He has worked with leading BBC programmes like Panorama, Watchdog, Inside Out, BBC News, BBC Online, local & national radio and the BBC World Service.
Aside from his consultancy work, Paul regularly delivers training in all the essential areas of digital and investigative work, from social media investigation to digital photography.
Axel Gordh Humlesjö is an internationally acclaimed and award-winning investigative reporter at the Swedish public broadcaster - SVT.
He specializes in organized crime, corruption and digital research. In 2018 he led a international group of reporters in an investigation of the murder of two UN experts in the Democratic Republic of Congo.

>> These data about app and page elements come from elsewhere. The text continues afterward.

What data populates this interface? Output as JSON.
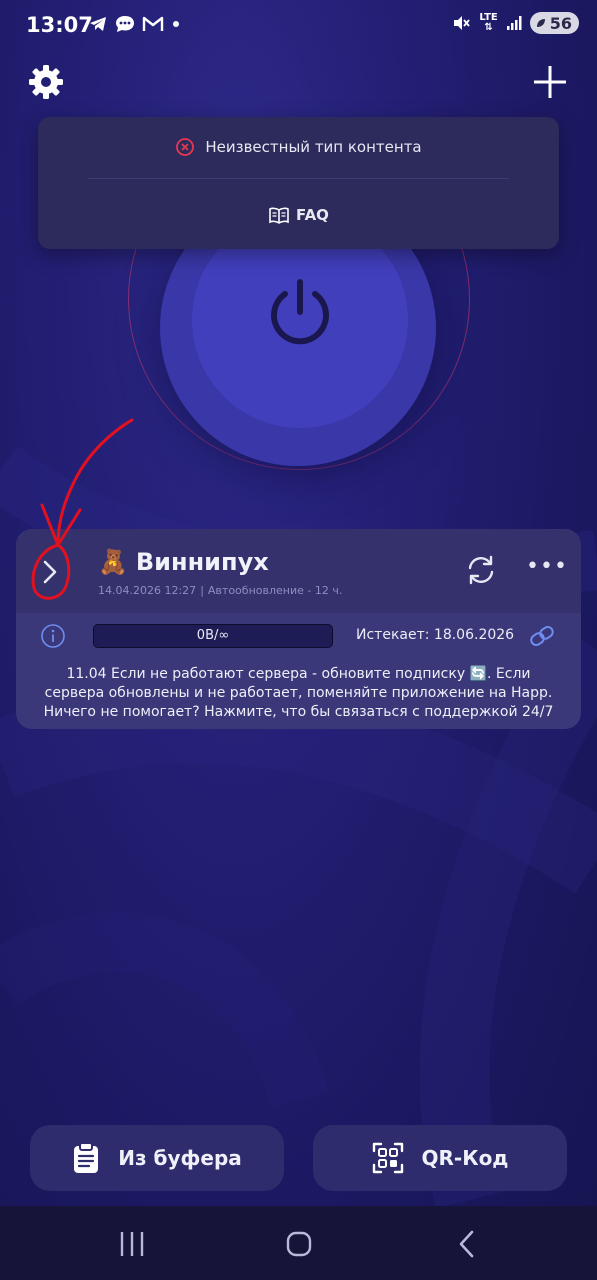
{
  "status_bar": {
    "time": "13:07",
    "left_icons": [
      "telegram-icon",
      "chat-bubble-icon",
      "gmail-icon",
      "dot-icon"
    ],
    "right_icons": [
      "mute-icon",
      "lte-icon",
      "signal-icon",
      "battery-icon"
    ],
    "network": "LTE",
    "battery": "56"
  },
  "top_bar": {
    "settings_icon": "gear-icon",
    "add_icon": "plus-icon"
  },
  "popup": {
    "error_icon": "error-x-icon",
    "error_text": "Неизвестный тип контента",
    "faq_icon": "book-icon",
    "faq_label": "FAQ"
  },
  "power_button": {
    "icon": "power-icon"
  },
  "subscription": {
    "emoji": "🧸",
    "name": "Виннипух",
    "date": "14.04.2026 12:27",
    "separator": "|",
    "auto_update": "Автообновление - 12 ч.",
    "traffic": "0B/∞",
    "expires": "Истекает: 18.06.2026",
    "message": "11.04 Если не работают сервера - обновите подписку 🔄. Если сервера обновлены и не работает, поменяйте приложение на Happ. Ничего не помогает? Нажмите, что бы связаться с поддержкой 24/7",
    "menu_label": "•••"
  },
  "actions": {
    "clipboard_label": "Из буфера",
    "qr_label": "QR-Код"
  },
  "nav": {
    "recent_icon": "recent-apps-icon",
    "home_icon": "home-icon",
    "back_icon": "back-icon"
  },
  "colors": {
    "background": "#231f74",
    "card": "#3a3878",
    "accent": "#423fbd",
    "error": "#e53950",
    "annotation": "#e3101f"
  }
}
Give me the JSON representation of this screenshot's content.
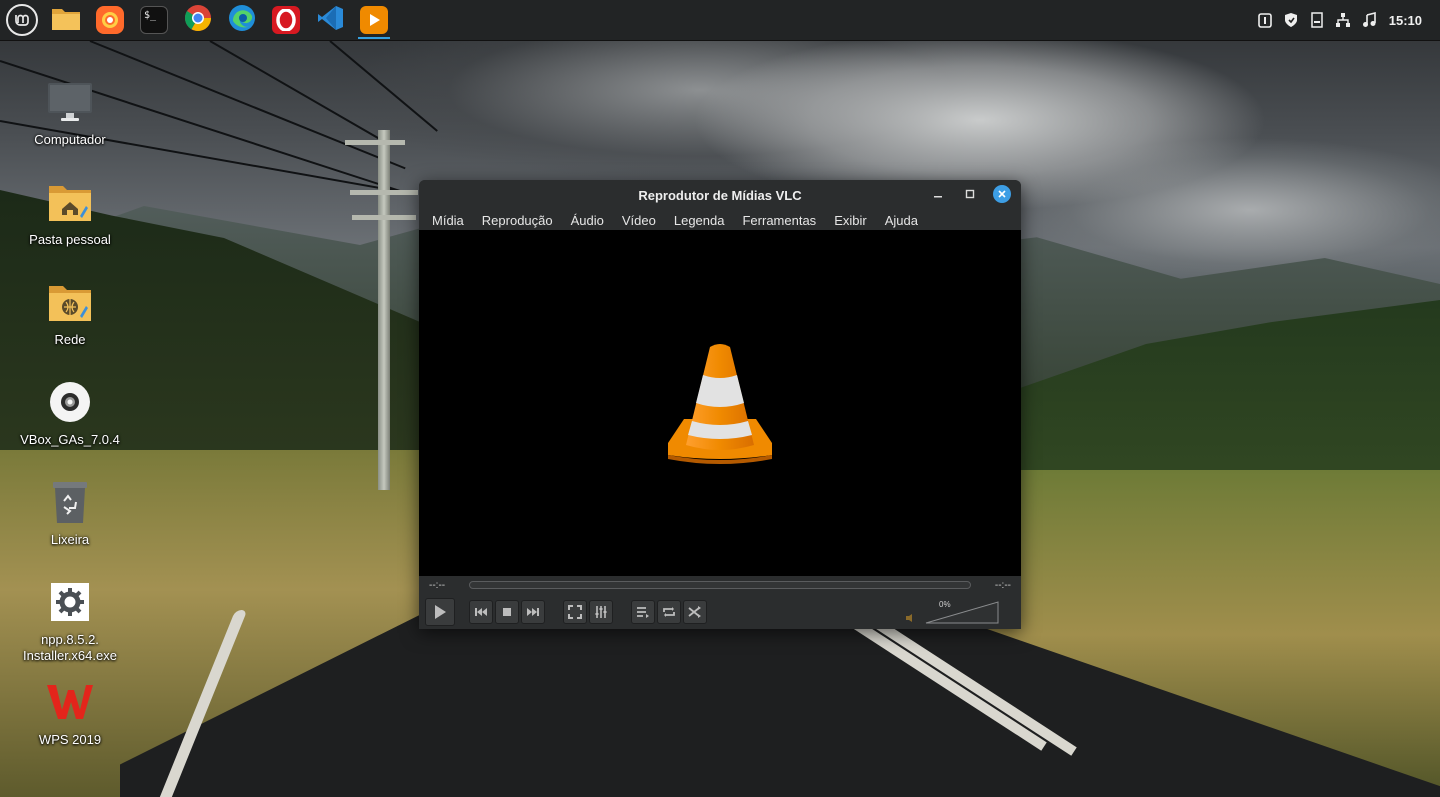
{
  "panel": {
    "launchers": [
      {
        "name": "menu",
        "icon": "linux-mint-menu-icon"
      },
      {
        "name": "files",
        "icon": "folder-icon"
      },
      {
        "name": "firefox",
        "icon": "firefox-icon"
      },
      {
        "name": "terminal",
        "icon": "terminal-icon",
        "glyph": "$_"
      },
      {
        "name": "chrome",
        "icon": "chrome-icon"
      },
      {
        "name": "edge",
        "icon": "edge-icon"
      },
      {
        "name": "opera",
        "icon": "opera-icon"
      },
      {
        "name": "vscode",
        "icon": "vscode-icon"
      },
      {
        "name": "vlc",
        "icon": "vlc-play-icon",
        "active": true
      }
    ],
    "tray": [
      "update-shield-icon",
      "security-icon",
      "notes-icon",
      "network-icon",
      "sound-icon"
    ],
    "clock": "15:10"
  },
  "desktop": {
    "icons": [
      {
        "name": "computer",
        "label": "Computador",
        "icon": "monitor-icon"
      },
      {
        "name": "home",
        "label": "Pasta pessoal",
        "icon": "home-folder-icon"
      },
      {
        "name": "network",
        "label": "Rede",
        "icon": "network-folder-icon"
      },
      {
        "name": "vbox",
        "label": "VBox_GAs_7.0.4",
        "icon": "cd-disc-icon"
      },
      {
        "name": "trash",
        "label": "Lixeira",
        "icon": "trash-icon"
      },
      {
        "name": "npp",
        "label": "npp.8.5.2.\nInstaller.x64.exe",
        "icon": "gear-executable-icon"
      },
      {
        "name": "wps",
        "label": "WPS 2019",
        "icon": "wps-office-icon"
      }
    ]
  },
  "vlc": {
    "title": "Reprodutor de Mídias VLC",
    "menu": [
      "Mídia",
      "Reprodução",
      "Áudio",
      "Vídeo",
      "Legenda",
      "Ferramentas",
      "Exibir",
      "Ajuda"
    ],
    "time_elapsed": "--:--",
    "time_total": "--:--",
    "volume_text": "0%",
    "accent": "#3d9ee5",
    "cone_color": "#f08a00"
  }
}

His latest project exposed systematic money laundering from Russia through Swedbank, Scandinavia's largest bank.
- USA - Investigative Reporters and Editors Award, Best broadcast 2019.
- USA - International Emmy Award, Current Affairs 2019.
- SWEDEN - Swedish Journalism Award, Best investigation, 2019.
- EUROPE - Prix Europa, Best investigative documentary, 2019.
Åsa Erlandsson is an award-winning journalist and author from Sweden awarded several times
for her high-profile interviews with people who have never spoken publicly before – victims,
relatives, offenders, government employees and other people courted intensely of the media.
In 2017 she was awarded the Swedish Grand Prize for Journalism in the category of “The
Narrator of the Year” for her book "It should never have happened: The school attack in
Trollhättan". It is a reportage book about Sweden's worst school attack containing new
revelations and voices.
Åsa has worked as a writing journalist at local newspapers, national newspapers and special
magazines for over 20 years, and at Sweden's Television. Until recently, she was editor of the
police officers' own newspaper and had the unique opportunity to portray the policing behind the
She was awarded the Gold Shovel by the Swedish Investigate Reporters 2019 for revealing false
nurses working in Swedish healthcare and she was nominated for the same prize in 2017 and
2015. Åsa has also been nominated as "Journalist of the year" twice.